MORE on Standard Error and its uses: The standard error is the standard deviation of an estimate of a parameter.For example, the standard error for the estimate of the mean value from a sample is the sample standard deviation of the sample divided by the square root of the sample size.  If you have a large sample, you can get a good estimate of the mean of the population even if the standard deviation of the population is large.  A common use of standard error in biology is for computing the Student t-test to determine if the mean of a sample differs significantly from a fixed value or (more commonly) whether the means of two samples differ significantly from each other. Note that the Student t-test (and variants of it) rely very strongly on the populations being normally distributed.

P-value (p-Value) (http://en.wikipedia.org/wiki/P-value)

Example of a p-value for sample size 1 (the test statistic is the single observed value). The vertical coordinate is probability if the statistic is discrete and in that case we should see a probability histogram rather than a curve. (The curve shown is represented as a probability density function so the label on the vertical axis is misleading.) Data yielding a p-value of .05 means there is only a 5% chance obtaining the observed (or more extreme) result if no real effect exists.[3]This definition is rather counter-intuitive, leading to many misunderstandings and misinterpretations. "Common sense" tells us to judge our hypotheses based on how well they fit observed evidence. This is not what a p-value describes. Instead, it describes the likelihood of observing certain data given that the null hypothesis is true. (http://en.wikipedia.org/wiki/P-value)



t-Test....The t-Test (of which there are several) is calculated from the standard errors. The t-Test is a way of testing a hypothesis and the t-test generates a probability distribution called a t-distribution that varies depending on how many degrees of freedom there are (you didn't ask about degrees of freedom but I don't really want to go into that here). With this distribution you can precisely define a p-value that provides you with a probability that your results or more extreme results were due to chance alone.  Again the t-test is for normal data.... (i.e., non-discrete continuous data).

Chi-square test: In the AP lab manual there are labs that a chi-square test would be more appropriate--say a behavioral choice lab. This test requires “discrete, categorical or parametric” data is very different from a lab that would require something like a t-test.
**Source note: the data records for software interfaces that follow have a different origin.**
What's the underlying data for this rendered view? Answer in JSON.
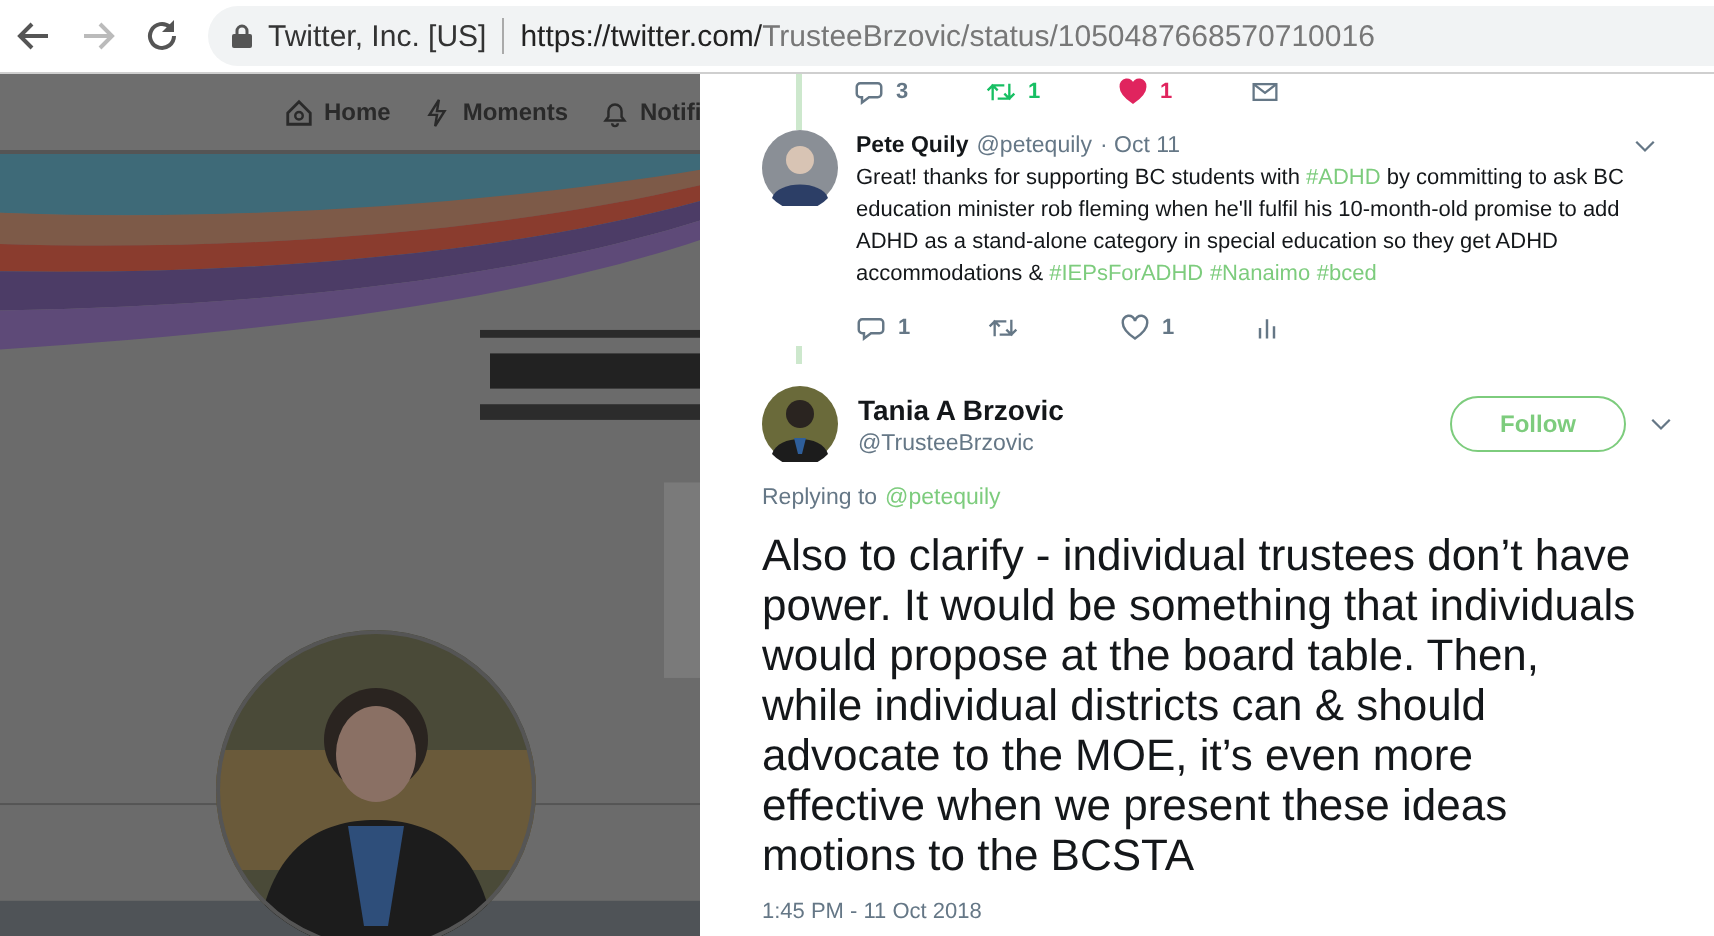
{
  "browser": {
    "site_identity": "Twitter, Inc. [US]",
    "url_domain": "https://twitter.com/",
    "url_path": "TrusteeBrzovic/status/1050487668570710016"
  },
  "background_page": {
    "nav": [
      {
        "kind": "home",
        "label": "Home"
      },
      {
        "kind": "moments",
        "label": "Moments"
      },
      {
        "kind": "notifications",
        "label": "Notifi"
      }
    ]
  },
  "previous_actions": [
    {
      "kind": "reply",
      "count": "3",
      "active": false
    },
    {
      "kind": "retweet",
      "count": "1",
      "active": true
    },
    {
      "kind": "like",
      "count": "1",
      "active": true
    },
    {
      "kind": "message",
      "active": false
    }
  ],
  "reply_tweet": {
    "name": "Pete Quily",
    "handle": "@petequily",
    "date": "· Oct 11",
    "text_parts": [
      {
        "kind": "plain",
        "text": "Great! thanks for supporting BC students with "
      },
      {
        "kind": "hashtag",
        "text": "#ADHD"
      },
      {
        "kind": "plain",
        "text": " by committing to ask BC education minister rob fleming when he'll fulfil his 10-month-old promise to add ADHD as a stand-alone category in special education so they get ADHD accommodations & "
      },
      {
        "kind": "hashtag",
        "text": "#IEPsForADHD"
      },
      {
        "kind": "hashtag",
        "text": "#Nanaimo"
      },
      {
        "kind": "hashtag",
        "text": "#bced"
      }
    ],
    "actions": [
      {
        "kind": "reply",
        "count": "1",
        "active": false
      },
      {
        "kind": "retweet",
        "active": false
      },
      {
        "kind": "like",
        "count": "1",
        "active": false
      },
      {
        "kind": "analytics",
        "active": false
      }
    ]
  },
  "main_tweet": {
    "name": "Tania A Brzovic",
    "handle": "@TrusteeBrzovic",
    "follow_label": "Follow",
    "replying_label": "Replying to",
    "replying_to": "@petequily",
    "text": "Also to clarify - individual trustees don’t have power. It would be something that individuals would propose at the board table. Then, while individual districts can & should advocate to the MOE, it’s even more effective when we present these ideas motions to the BCSTA",
    "timestamp": "1:45 PM - 11 Oct 2018"
  }
}
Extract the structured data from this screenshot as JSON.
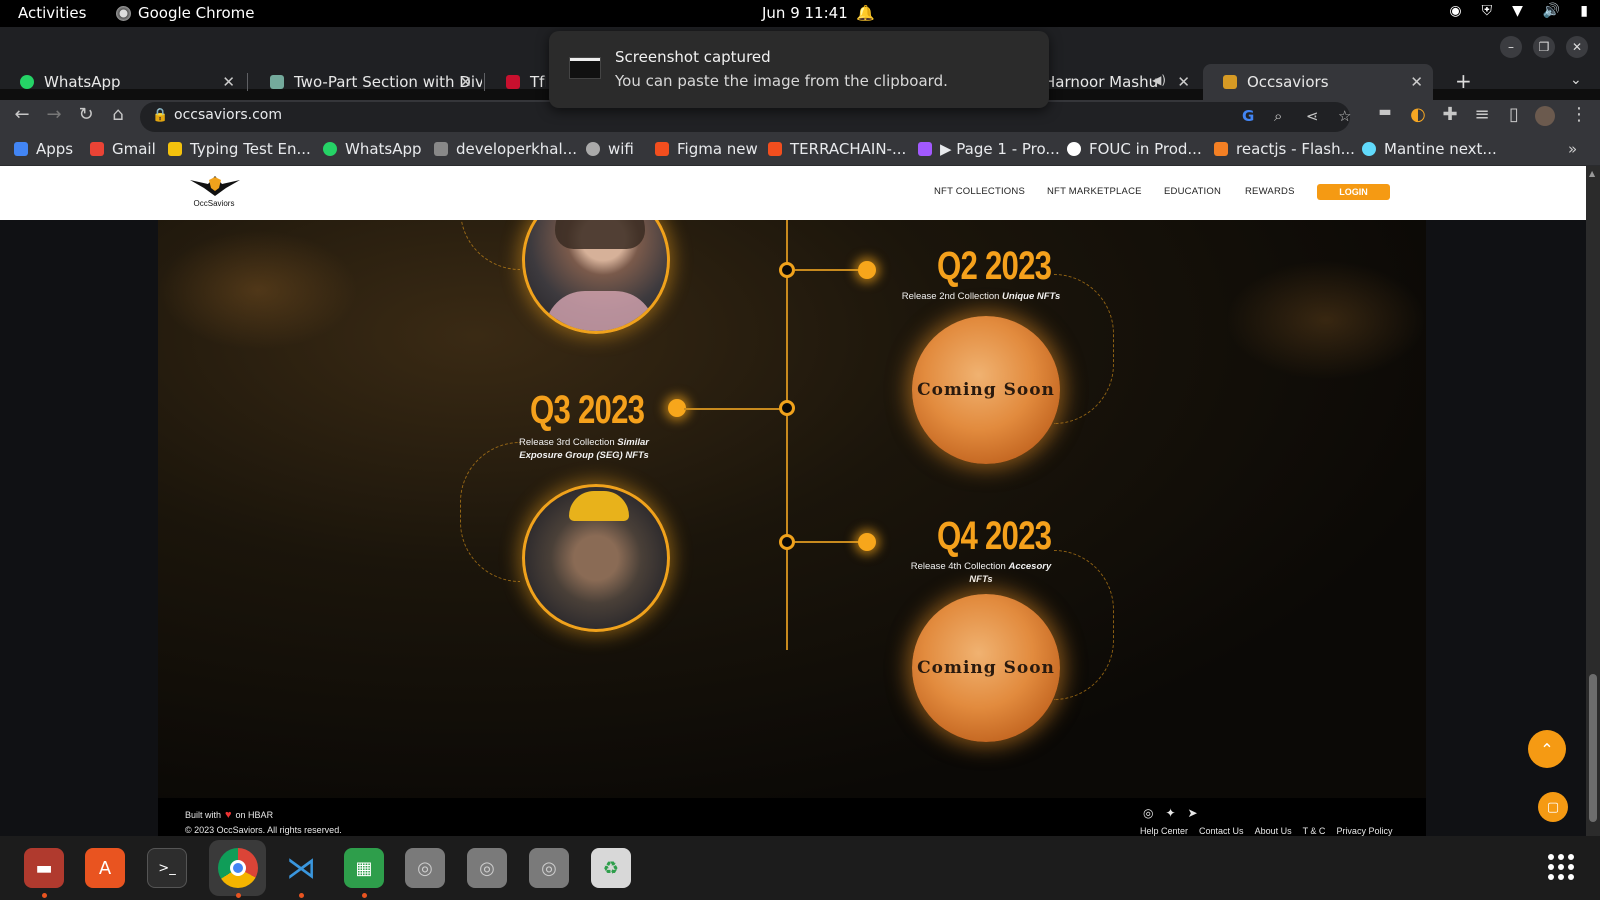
{
  "topbar": {
    "activities": "Activities",
    "app_name": "Google Chrome",
    "clock": "Jun 9  11:41"
  },
  "notification": {
    "title": "Screenshot captured",
    "body": "You can paste the image from the clipboard."
  },
  "tabs": [
    {
      "label": "WhatsApp",
      "color": "#25d366"
    },
    {
      "label": "Two-Part Section with Div",
      "color": "#74aa9c"
    },
    {
      "label": "TfN",
      "color": "#c8102e"
    },
    {
      "label": "Harnoor Mashu",
      "color": "#ff0000"
    },
    {
      "label": "Occsaviors",
      "color": "#d69a24"
    }
  ],
  "toolbar": {
    "url": "occsaviors.com"
  },
  "bookmarks": [
    {
      "label": "Apps",
      "color": "#4285f4"
    },
    {
      "label": "Gmail",
      "color": "#ea4335"
    },
    {
      "label": "Typing Test En...",
      "color": "#f4c20d"
    },
    {
      "label": "WhatsApp",
      "color": "#25d366"
    },
    {
      "label": "developerkhal...",
      "color": "#888888"
    },
    {
      "label": "wifi",
      "color": "#aaaaaa"
    },
    {
      "label": "Figma new",
      "color": "#f24e1e"
    },
    {
      "label": "TERRACHAIN-...",
      "color": "#f24e1e"
    },
    {
      "label": "▶ Page 1 - Pro...",
      "color": "#a259ff"
    },
    {
      "label": "FOUC in Prod...",
      "color": "#ffffff"
    },
    {
      "label": "reactjs - Flash...",
      "color": "#f48024"
    },
    {
      "label": "Mantine next...",
      "color": "#61dafb"
    }
  ],
  "site": {
    "logo_text": "OccSaviors",
    "nav": [
      "NFT COLLECTIONS",
      "NFT MARKETPLACE",
      "EDUCATION",
      "REWARDS"
    ],
    "login": "LOGIN",
    "roadmap": [
      {
        "quarter": "Q2 2023",
        "desc_plain": "Release 2nd Collection ",
        "desc_em": "Unique NFTs",
        "coin": "Coming Soon"
      },
      {
        "quarter": "Q3 2023",
        "desc_plain": "Release 3rd Collection ",
        "desc_em": "Similar Exposure Group (SEG) NFTs"
      },
      {
        "quarter": "Q4 2023",
        "desc_plain": "Release 4th Collection ",
        "desc_em": "Accesory NFTs",
        "coin": "Coming Soon"
      }
    ],
    "footer": {
      "built_prefix": "Built with",
      "built_suffix": "on HBAR",
      "copyright": "© 2023 OccSaviors. All rights reserved.",
      "links": [
        "Help Center",
        "Contact Us",
        "About Us",
        "T & C",
        "Privacy Policy"
      ]
    }
  },
  "accent_color": "#f59a13"
}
And more on Chi-square: Pearson's chi-squared test is used for determining the goodness of fit between a set of observations and a parametric distribution. Most often it is used for "categorical" distributions, where there are a finite number of different values that the random variable can have (like the cells of a 2x2 table). It is generally only useful when you have at least 5 counts in each cell—for smaller samples you should probably use a Fisher exact test instead, which requires more computation.  The chi-squared test is a bit old-fashioned these days, since the Fisher exact test is easily done by a computer and does not require the asymptotic approximation of the chi-squared test, but the chi-squared test is still widely used, and is good enough when samples are large.

Finally, some have wondered about the t-test. Will it be on the test.  For now I doubt it but it is part of what the curriculum framework calls for when it calls for appropriate data analysis of laboratories.  Your students should be using t-tests or other such test where appropriate. No--you don't have to teach statistics but many university lab programs include introductory, intuitive stats for specific labs--this includes the t-test, Anova, Mann-Whitney U, and chi-square, correlation, Spearman rank correlation and other tests. Students need to know what a p-value is and how to interpret it when they read scientific work.  



Can you explain this cartoon?

http://imgs.xkcd.com/comics/significant.png